Staffing Policy Problems in Mtatsminda District Administration - საერთაშორისო გამჭვირვალობა - საქართველო

Staffing Policy Problems in Mtatsminda District Administration

06 July, 2016


In March, 2016, two citizens contacted Transparency International Georgia and informed us about nepotism and political discrimination in the staffing policy of Tbilisi Mtatsminda district administration. Problems were reported specifically in relation to the interview stage of vacancy competitions and the process of appointing acting officials. According to these citizens, the problem became particularly alarming after August 2014, when Gela Archvadze was appointed as the Governor of Mtatsminda. The citizens refused to disclose their identity, stating that their safety would be secured only through complete anonymity. Based on this information, we decided to investigate the issue and indeed found problems with the staffing policy in Mtatsminda district administration.

Considering the fact that the current legislation does not allow for effective ways to monitor, evaluate and verify the interview stage of vacancy competitions (there is no obligation to audio or video record interviews; the criteria for evaluating candidates are unclear, giving selection committees wide discretion; etc.), we decided to request information on acting officials from the district administration.

According to the Law on Public Service, an acting official:

  • May be appointed temporarily and without competition to a vacant position that is to be filled through a competition for no more than 3 months.[1]
  • The same person may not be appointed as an acting official to the same position for a second time.

Acting officials in Tbilisi district administrations are personally appointed and dismissed by district governors.

In other words, a district governor may personally appoint an acting official to a position that must be filled through competition, who then has to either leave their position after 3 months or win the competition within this period to keep the position.

We requested Mtatsminda district administration to provide us with all of the orders on appointing acting official signed by governor Archvadze since his appointment in August 2016 until March 2014. During this period, Gela Archvadze had appointed 94 persons as acting officials. The staff of Mtatsminda district administration consists of 77 persons.

It turns out that many of the acting officials were being reappointed to different positions in the administration, possibly in order to bypass the 3 month limit set by the law. 45 of the 94 acting officials were reappointed to other positions as acting officials before the expiration of the 3 month period.
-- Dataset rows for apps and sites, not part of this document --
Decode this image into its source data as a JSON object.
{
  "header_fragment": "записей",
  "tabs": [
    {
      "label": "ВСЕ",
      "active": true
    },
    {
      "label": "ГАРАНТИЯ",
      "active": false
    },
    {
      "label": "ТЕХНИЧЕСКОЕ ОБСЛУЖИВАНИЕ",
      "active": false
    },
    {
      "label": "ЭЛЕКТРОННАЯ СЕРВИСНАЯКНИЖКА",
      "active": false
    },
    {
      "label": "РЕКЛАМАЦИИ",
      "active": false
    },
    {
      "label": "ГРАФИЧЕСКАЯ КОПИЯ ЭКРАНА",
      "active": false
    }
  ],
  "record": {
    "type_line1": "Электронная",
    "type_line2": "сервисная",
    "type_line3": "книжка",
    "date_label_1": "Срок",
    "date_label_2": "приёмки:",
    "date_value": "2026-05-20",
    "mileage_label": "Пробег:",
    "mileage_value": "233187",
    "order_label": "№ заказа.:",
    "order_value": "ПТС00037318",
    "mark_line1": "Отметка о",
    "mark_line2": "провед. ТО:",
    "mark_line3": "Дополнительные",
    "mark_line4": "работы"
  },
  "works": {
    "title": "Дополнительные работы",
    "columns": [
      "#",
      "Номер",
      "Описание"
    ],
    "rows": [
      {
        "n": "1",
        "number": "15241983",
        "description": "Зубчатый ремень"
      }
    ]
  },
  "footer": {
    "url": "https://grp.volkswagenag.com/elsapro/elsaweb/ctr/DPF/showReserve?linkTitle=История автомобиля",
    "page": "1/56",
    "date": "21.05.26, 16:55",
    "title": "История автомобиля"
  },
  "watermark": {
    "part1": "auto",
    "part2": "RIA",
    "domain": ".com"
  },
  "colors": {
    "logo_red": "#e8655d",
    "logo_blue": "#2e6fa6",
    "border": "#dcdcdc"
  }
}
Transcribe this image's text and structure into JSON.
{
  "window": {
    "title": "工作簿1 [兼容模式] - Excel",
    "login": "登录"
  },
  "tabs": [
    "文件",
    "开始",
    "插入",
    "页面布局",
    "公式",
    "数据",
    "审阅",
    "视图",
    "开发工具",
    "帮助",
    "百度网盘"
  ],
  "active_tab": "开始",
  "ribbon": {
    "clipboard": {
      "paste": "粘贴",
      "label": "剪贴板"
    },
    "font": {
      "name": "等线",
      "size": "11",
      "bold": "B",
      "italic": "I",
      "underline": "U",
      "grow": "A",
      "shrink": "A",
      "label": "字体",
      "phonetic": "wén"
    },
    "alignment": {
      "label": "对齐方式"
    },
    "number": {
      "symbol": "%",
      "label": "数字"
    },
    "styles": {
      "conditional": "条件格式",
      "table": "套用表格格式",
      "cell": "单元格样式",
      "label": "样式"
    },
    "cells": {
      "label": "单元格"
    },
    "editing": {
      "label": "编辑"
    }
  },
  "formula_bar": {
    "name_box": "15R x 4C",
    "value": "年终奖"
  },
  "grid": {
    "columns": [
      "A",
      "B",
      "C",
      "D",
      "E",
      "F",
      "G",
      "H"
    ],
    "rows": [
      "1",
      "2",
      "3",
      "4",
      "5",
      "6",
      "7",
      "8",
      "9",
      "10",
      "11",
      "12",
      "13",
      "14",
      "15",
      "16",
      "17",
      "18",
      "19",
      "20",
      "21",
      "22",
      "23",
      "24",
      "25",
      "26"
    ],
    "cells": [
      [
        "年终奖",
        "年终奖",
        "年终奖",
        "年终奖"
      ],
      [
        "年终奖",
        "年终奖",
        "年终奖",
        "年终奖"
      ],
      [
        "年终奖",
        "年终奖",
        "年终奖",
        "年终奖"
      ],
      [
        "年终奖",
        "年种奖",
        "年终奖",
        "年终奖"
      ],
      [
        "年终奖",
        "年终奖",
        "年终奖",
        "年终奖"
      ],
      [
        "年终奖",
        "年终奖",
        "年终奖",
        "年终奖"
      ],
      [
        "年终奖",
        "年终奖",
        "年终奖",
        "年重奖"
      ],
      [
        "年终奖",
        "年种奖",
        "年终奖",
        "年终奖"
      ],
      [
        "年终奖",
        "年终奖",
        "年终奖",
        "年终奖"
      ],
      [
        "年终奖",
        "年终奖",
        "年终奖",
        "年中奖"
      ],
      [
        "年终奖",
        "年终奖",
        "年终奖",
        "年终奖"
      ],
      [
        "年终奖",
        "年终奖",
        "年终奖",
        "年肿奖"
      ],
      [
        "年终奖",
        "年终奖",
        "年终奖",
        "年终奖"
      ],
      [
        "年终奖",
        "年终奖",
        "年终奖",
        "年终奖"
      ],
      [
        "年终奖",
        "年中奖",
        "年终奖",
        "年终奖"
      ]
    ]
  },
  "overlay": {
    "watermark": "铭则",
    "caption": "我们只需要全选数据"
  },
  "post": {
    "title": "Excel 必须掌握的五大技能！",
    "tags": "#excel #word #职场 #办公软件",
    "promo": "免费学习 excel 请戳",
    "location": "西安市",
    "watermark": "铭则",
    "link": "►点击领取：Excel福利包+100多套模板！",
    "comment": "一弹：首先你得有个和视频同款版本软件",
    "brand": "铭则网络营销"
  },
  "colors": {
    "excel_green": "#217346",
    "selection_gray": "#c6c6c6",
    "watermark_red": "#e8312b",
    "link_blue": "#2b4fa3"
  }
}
Later, 10 of the 45 reappointed acting officials were yet again reappointed to different positions as acting officials.

It is possible that the governor used the reappointment tactic to keep specific people that failed to pass the competition employed while not having to violate the 3 month legal limit.

As a result, from August 2014 until March 2016, many of the positions in the district administration that were supposed to be filled through competition were occupied by persons that had not passed a vacancy competition.

The district governor is also a member of the staff selection committee. During the same period, Mtatsminda district administration had announced competitions on 118 vacancies, of which 57 failed at the interview stage. Each of the failed competitions allowed the governor to personally appoint an acting official to the position.

The governor of Mtatsminda avoided meeting with us, despite our numerous requests to meet and hear his side of the story.

Mtatsminda district administration is not an exception. Systemic problems of public service in Georgia have been repeatedly pointed out by the legislative government. For example, according to the March 24, 2016 decision of the Appeals Court on the case of I.K against Tbilisi City Hall, “... the public service is riddled with serious problems that are caused by the misunderstanding of the nature and objectives of public service, disregard of standards of the rule of law, perception of public service as a means to achieving one’s personal and party goals and employing party workers or activists, complete disrespect of human rights and freedoms, misapprehension of personal responsibility by public servants, and low professional qualifications, which, ultimately, hinders the establishment of a legal state. All this leads to hopelessness of public servants (and not only), reduces their work motivation, creates a feeling that each political change in the country will endanger their employment, which results in public servants directing all of their efforts towards keeping their job instead of effectively fulfilling their responsibilities. Considering these circumstances, in most cases, public servants are unprincipled and are not inclined to work towards qualified implementation of their official duties.”

Serious problems with the staffing policy have been identified in many other public agencies. Since 2012, TI Georgia assisted 58 public servants in restoring their labor rights through court. There are reasonable grounds to suspect that the kind of malpractice identified in Mtatsminda district administration is present in other public agencies as well.

We call on Tbilisi City Hall to look into the staffing policy of Mtastminda district governor and respond to violations in accordance with the law, in order to safeguard the principles of neutrality, impartiality and legality of public service.

[1] An acting official may be appointed to the vacant position specified in Article 2 of the Law of Georgia on the Conflict of Interests and Corruption in Public Service, which is to be filled through a competition, for no more than one year.

Author: TI Georgia